» WHAT TO DO
What lines of the data hold the string "Forest"? Pull each one out.

» EXTRACTED RECORDS
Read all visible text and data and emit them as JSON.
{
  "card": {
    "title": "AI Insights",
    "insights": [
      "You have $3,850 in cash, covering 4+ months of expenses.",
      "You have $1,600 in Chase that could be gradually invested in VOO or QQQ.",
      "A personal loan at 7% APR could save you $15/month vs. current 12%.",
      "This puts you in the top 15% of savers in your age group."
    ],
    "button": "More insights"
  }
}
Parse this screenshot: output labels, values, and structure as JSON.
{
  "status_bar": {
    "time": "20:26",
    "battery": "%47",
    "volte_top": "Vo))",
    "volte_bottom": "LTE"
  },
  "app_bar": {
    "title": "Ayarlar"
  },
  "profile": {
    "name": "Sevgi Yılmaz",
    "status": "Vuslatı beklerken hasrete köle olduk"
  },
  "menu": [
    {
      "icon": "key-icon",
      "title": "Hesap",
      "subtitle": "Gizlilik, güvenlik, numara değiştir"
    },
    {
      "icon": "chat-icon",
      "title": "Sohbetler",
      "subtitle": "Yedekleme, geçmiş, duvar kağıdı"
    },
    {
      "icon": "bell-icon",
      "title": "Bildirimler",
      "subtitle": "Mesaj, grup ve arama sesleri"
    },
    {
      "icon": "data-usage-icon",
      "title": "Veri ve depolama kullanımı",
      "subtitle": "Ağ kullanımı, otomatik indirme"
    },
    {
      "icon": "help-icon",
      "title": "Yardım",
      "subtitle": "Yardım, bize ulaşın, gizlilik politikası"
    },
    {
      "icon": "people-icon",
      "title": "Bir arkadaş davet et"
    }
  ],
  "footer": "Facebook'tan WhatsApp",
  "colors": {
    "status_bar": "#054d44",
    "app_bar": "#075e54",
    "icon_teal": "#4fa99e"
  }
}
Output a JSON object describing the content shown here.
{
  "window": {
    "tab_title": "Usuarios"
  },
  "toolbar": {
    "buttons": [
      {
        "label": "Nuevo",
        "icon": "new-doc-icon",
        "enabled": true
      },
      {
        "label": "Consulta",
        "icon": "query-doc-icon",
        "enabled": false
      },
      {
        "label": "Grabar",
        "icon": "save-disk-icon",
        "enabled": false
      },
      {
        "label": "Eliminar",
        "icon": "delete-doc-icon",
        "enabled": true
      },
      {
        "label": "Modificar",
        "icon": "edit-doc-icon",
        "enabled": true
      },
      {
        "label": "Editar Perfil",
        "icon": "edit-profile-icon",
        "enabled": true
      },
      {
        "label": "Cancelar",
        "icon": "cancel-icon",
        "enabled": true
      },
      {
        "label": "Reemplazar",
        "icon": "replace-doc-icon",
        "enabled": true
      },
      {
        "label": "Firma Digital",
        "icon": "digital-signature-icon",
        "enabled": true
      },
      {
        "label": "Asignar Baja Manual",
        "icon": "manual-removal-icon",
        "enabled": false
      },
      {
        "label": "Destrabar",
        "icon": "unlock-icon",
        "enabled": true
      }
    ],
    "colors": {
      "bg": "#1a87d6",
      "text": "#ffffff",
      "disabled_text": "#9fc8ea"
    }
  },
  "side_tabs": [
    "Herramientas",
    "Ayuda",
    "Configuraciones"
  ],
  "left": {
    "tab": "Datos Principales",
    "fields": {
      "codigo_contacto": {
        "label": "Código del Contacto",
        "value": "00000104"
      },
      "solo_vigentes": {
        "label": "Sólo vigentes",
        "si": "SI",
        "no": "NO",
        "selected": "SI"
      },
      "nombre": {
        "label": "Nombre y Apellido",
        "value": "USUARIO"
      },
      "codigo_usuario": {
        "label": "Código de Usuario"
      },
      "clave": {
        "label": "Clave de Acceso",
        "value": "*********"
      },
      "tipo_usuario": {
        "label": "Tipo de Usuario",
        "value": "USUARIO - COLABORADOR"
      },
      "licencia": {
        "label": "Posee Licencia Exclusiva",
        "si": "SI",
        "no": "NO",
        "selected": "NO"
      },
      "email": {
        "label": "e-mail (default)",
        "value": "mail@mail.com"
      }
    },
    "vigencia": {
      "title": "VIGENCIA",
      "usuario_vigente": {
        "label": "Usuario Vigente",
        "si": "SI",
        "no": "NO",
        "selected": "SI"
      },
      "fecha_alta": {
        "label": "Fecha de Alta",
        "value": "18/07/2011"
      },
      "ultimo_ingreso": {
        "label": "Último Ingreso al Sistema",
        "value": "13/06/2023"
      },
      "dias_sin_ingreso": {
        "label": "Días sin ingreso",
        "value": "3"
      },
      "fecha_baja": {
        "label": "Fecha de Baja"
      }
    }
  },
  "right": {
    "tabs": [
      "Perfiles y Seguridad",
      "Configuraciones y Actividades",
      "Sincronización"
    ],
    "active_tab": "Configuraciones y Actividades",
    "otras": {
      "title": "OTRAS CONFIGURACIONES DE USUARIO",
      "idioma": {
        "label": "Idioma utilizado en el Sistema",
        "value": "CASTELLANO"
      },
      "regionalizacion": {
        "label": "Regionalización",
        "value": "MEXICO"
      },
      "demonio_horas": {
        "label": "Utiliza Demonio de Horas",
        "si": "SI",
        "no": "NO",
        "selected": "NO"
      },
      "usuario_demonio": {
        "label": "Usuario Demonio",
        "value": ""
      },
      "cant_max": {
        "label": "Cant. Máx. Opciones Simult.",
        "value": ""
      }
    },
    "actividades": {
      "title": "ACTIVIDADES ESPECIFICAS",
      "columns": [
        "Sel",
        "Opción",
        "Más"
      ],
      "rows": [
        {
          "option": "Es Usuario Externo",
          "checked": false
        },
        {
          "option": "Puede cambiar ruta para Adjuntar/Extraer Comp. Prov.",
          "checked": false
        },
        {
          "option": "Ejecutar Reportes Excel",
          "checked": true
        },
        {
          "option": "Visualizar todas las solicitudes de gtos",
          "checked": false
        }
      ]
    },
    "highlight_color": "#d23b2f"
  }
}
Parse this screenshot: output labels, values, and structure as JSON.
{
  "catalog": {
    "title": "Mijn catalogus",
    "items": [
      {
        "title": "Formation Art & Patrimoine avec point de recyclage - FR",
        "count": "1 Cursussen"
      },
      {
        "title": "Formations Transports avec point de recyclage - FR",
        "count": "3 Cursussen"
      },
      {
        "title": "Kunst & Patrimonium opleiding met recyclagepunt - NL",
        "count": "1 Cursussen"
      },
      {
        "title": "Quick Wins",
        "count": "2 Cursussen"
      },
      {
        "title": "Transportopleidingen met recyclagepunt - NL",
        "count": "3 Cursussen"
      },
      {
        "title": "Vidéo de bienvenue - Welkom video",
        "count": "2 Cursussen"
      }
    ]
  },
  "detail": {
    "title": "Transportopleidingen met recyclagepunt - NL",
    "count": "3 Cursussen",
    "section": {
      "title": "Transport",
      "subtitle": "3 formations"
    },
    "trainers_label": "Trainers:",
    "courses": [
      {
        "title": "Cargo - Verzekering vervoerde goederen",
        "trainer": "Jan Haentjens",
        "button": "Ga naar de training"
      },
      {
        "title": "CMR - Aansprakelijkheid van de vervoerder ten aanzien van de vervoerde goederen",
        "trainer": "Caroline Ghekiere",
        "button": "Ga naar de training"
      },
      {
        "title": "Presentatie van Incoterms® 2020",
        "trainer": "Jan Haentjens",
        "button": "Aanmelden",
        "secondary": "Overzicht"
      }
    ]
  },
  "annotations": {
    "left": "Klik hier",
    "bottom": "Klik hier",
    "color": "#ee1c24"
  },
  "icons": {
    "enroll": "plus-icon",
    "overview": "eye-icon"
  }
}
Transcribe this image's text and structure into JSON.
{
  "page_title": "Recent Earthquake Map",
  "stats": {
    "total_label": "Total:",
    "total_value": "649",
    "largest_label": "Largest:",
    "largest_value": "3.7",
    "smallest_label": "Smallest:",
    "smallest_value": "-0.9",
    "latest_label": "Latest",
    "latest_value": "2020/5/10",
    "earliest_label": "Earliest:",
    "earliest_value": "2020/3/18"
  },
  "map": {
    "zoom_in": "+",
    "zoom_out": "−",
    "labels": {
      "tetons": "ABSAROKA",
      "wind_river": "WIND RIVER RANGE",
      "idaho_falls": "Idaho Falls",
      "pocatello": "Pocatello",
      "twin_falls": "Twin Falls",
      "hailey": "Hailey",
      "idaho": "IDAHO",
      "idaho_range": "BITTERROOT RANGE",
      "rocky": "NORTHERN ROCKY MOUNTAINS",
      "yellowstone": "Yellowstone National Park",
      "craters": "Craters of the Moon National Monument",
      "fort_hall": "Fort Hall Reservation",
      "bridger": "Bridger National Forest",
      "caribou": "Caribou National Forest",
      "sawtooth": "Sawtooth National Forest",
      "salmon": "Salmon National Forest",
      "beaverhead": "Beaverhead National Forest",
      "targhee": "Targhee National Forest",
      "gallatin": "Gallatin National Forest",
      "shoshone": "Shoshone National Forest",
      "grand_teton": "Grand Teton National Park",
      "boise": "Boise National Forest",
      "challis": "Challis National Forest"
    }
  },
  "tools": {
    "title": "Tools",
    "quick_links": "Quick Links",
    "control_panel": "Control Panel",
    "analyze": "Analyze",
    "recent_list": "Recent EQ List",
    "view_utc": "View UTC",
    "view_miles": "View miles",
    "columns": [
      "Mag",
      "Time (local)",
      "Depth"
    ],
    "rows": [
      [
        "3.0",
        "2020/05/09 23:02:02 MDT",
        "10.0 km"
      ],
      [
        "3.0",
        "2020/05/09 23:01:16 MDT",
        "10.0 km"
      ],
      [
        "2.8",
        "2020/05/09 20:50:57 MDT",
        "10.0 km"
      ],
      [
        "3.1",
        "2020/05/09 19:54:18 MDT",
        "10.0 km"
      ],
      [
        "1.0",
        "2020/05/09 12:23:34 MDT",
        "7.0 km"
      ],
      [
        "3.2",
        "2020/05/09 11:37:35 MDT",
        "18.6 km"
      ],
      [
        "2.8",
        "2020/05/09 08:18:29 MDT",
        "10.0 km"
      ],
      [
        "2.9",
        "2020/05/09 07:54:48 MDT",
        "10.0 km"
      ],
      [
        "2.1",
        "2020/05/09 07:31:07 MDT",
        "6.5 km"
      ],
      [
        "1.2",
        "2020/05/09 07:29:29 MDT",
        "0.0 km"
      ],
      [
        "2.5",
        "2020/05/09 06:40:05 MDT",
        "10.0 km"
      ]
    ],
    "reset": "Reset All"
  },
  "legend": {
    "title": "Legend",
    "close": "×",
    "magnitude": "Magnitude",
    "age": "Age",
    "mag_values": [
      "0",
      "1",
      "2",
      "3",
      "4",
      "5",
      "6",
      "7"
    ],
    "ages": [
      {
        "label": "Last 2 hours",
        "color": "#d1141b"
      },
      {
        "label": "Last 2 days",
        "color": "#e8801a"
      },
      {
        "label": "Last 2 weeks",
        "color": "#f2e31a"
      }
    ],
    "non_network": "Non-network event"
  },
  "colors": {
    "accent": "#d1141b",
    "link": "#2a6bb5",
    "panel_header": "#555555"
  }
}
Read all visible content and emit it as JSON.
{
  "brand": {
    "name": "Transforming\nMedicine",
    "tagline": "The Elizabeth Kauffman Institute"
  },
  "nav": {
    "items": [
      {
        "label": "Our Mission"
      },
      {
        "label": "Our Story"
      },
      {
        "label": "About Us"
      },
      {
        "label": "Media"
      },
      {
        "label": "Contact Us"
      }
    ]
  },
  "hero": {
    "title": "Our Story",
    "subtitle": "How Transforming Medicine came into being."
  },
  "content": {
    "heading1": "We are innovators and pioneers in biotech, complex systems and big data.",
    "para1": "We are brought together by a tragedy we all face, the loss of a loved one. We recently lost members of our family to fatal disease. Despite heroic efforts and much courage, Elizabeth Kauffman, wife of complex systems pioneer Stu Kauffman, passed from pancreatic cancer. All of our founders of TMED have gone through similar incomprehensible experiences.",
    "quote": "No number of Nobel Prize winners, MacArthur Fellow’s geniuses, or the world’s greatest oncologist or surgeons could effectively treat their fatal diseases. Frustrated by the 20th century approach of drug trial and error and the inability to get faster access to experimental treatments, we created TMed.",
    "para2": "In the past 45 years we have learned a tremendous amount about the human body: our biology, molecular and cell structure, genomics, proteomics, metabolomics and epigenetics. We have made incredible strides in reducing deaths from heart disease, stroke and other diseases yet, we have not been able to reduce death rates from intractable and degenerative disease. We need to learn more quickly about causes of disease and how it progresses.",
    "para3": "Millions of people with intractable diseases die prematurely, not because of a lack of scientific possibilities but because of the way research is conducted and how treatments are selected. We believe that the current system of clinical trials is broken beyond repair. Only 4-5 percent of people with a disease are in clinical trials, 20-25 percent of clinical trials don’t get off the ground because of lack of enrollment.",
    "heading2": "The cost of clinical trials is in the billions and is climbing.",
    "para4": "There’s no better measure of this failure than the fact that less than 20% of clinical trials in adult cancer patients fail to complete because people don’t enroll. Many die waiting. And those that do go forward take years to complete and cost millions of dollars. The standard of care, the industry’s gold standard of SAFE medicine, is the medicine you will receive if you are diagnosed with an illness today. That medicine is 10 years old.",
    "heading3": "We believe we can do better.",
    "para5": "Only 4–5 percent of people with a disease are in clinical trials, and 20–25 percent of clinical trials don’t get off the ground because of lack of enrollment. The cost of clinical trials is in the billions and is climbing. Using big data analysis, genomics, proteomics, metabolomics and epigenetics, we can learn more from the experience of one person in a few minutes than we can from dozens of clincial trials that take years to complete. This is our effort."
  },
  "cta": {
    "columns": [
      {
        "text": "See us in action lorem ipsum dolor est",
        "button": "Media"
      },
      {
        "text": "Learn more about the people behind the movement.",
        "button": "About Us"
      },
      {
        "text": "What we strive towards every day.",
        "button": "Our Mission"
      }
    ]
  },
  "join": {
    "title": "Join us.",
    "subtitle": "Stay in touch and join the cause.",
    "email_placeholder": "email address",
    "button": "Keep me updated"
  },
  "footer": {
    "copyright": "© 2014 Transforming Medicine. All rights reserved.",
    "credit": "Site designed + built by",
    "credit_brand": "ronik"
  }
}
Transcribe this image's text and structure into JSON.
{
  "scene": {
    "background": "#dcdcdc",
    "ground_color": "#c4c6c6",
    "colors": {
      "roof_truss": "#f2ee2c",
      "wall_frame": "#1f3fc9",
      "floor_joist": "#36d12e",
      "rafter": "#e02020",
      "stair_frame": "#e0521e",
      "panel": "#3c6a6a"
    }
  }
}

» RESULT FOR THIS EXERCISE
      "bridger": "Bridger National Forest",
      "caribou": "Caribou National Forest",
      "sawtooth": "Sawtooth National Forest",
      "salmon": "Salmon National Forest",
      "beaverhead": "Beaverhead National Forest",
      "targhee": "Targhee National Forest",
      "gallatin": "Gallatin National Forest",
      "shoshone": "Shoshone National Forest",
      "boise": "Boise National Forest",
      "challis": "Challis National Forest"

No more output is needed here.